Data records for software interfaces

════

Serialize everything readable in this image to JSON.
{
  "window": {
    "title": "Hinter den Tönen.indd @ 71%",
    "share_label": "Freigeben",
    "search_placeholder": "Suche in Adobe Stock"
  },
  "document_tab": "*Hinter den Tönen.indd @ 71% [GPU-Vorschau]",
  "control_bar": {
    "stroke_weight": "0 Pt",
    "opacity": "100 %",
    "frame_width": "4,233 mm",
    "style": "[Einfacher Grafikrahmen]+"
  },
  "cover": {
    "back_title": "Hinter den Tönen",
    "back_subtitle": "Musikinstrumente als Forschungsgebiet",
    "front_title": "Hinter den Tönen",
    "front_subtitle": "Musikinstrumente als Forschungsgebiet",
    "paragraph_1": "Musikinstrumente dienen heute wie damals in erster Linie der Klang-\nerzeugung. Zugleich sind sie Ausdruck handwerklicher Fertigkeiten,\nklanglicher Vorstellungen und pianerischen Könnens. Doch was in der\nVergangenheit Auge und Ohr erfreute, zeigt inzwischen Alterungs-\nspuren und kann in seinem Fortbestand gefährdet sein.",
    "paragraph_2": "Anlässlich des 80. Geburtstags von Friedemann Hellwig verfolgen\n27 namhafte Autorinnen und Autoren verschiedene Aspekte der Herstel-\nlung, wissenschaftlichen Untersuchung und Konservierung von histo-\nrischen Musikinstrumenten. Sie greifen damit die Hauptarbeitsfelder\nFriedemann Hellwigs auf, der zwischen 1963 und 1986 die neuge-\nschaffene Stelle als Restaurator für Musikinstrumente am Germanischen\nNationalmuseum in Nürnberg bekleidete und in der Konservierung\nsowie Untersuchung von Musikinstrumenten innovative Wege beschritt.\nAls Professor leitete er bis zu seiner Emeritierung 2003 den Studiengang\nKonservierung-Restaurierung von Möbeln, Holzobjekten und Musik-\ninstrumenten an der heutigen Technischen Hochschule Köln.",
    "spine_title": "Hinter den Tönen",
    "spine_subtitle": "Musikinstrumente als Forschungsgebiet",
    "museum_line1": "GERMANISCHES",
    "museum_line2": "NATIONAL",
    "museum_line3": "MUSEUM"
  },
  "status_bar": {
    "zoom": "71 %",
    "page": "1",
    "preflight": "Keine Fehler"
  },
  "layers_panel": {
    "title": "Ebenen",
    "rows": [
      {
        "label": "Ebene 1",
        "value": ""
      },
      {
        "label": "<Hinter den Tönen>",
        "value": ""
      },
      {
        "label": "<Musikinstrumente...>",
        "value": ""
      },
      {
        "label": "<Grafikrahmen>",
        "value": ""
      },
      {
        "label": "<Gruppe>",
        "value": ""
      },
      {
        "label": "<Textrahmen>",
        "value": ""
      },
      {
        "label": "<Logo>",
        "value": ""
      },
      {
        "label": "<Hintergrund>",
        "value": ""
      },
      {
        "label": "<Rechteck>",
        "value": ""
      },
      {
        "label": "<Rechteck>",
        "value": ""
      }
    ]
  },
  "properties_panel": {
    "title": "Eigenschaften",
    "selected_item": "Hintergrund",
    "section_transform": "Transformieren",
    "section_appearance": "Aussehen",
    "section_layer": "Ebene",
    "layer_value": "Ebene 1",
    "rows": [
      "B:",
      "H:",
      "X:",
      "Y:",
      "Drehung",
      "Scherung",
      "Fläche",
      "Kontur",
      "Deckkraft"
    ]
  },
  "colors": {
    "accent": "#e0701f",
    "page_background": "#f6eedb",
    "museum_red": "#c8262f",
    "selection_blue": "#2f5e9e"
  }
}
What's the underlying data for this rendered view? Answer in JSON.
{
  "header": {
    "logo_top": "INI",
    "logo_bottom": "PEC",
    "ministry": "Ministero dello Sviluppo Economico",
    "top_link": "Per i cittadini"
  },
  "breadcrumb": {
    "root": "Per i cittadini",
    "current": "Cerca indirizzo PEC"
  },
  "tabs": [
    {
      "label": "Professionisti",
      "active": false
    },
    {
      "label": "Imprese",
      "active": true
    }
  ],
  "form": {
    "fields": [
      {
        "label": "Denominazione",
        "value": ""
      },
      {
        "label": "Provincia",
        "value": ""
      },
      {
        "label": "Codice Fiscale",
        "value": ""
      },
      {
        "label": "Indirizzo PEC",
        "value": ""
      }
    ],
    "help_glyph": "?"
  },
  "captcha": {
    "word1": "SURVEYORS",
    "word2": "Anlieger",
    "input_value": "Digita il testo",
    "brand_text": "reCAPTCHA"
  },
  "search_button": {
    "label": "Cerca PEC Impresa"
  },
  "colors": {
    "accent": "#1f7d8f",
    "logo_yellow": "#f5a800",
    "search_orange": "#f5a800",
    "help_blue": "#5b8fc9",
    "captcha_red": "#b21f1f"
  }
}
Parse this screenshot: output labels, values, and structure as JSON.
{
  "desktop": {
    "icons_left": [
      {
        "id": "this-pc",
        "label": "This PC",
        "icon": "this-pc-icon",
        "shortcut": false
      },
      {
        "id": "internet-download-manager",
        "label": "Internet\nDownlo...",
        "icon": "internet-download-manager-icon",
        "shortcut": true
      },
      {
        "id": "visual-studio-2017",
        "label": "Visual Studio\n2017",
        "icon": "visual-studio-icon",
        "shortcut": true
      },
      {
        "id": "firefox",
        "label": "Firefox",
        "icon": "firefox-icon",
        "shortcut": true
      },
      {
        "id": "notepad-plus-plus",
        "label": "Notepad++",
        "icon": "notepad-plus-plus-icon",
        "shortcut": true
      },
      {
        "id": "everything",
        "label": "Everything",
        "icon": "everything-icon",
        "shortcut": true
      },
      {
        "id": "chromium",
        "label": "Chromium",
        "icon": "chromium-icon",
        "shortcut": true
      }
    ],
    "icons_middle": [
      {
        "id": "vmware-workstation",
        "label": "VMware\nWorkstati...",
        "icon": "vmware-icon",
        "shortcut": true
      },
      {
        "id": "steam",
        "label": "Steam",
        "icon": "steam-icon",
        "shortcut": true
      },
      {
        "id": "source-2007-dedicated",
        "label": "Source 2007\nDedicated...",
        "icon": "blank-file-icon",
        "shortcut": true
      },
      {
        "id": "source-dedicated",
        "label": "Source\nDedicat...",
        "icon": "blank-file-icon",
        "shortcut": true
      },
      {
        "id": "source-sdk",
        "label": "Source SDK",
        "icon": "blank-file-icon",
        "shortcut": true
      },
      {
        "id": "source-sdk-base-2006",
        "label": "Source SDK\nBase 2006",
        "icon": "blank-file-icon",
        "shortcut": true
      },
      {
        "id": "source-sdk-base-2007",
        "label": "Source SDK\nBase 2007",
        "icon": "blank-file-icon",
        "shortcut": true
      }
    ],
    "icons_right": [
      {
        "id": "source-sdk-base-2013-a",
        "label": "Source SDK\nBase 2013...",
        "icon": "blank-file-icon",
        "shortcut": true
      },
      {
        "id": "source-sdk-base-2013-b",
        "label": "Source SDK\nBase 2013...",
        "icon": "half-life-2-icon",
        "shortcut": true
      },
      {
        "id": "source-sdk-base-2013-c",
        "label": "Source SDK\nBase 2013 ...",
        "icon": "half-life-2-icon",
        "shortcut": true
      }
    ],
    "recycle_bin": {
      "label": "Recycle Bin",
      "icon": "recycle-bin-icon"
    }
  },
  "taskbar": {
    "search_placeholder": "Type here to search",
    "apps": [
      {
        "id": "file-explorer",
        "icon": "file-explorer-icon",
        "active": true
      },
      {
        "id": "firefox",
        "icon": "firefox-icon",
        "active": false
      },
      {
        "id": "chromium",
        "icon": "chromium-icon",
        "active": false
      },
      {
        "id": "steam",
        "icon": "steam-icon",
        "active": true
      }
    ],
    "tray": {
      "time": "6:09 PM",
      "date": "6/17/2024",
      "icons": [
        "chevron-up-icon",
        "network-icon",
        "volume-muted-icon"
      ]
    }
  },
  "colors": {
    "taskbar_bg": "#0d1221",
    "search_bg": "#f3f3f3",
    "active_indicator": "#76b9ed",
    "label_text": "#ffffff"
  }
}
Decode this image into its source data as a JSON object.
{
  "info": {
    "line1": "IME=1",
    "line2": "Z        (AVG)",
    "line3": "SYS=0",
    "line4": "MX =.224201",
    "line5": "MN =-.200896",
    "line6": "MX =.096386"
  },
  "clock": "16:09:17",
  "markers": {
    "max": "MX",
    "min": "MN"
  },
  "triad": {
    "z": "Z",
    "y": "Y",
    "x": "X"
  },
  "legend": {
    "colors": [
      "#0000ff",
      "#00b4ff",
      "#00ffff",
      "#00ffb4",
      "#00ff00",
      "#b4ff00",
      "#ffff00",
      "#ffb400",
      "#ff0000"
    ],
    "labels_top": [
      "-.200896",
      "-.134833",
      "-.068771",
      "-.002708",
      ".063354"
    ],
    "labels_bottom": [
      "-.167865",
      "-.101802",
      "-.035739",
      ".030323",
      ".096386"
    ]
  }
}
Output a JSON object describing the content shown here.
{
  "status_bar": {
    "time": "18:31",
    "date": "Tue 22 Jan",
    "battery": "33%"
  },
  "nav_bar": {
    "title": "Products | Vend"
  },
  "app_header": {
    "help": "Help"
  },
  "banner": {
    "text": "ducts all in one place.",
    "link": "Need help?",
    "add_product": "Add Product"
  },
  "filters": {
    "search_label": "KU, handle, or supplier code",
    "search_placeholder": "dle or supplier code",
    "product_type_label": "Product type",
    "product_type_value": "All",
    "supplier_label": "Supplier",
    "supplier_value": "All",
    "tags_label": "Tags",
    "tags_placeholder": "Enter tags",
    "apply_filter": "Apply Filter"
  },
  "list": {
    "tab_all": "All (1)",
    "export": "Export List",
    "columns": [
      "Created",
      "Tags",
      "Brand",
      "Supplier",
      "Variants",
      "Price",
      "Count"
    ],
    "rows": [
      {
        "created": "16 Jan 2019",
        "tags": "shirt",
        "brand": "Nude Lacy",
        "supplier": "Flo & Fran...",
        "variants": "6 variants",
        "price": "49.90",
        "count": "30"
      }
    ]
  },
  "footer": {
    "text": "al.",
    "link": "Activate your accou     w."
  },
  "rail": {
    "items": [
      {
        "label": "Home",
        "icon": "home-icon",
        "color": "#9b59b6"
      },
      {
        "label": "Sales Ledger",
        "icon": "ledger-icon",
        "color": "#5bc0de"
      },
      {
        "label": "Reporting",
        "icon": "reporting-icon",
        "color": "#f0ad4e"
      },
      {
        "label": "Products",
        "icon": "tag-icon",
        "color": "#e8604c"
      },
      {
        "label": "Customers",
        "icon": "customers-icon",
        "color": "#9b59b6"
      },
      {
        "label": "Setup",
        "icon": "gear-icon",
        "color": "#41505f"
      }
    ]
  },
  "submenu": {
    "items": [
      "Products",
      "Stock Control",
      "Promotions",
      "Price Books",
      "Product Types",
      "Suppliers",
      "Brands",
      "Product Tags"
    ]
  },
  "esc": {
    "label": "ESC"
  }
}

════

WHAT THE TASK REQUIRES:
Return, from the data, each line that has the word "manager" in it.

ANSWER FOR THE TASK:
        "id": "internet-download-manager",
        "icon": "internet-download-manager-icon",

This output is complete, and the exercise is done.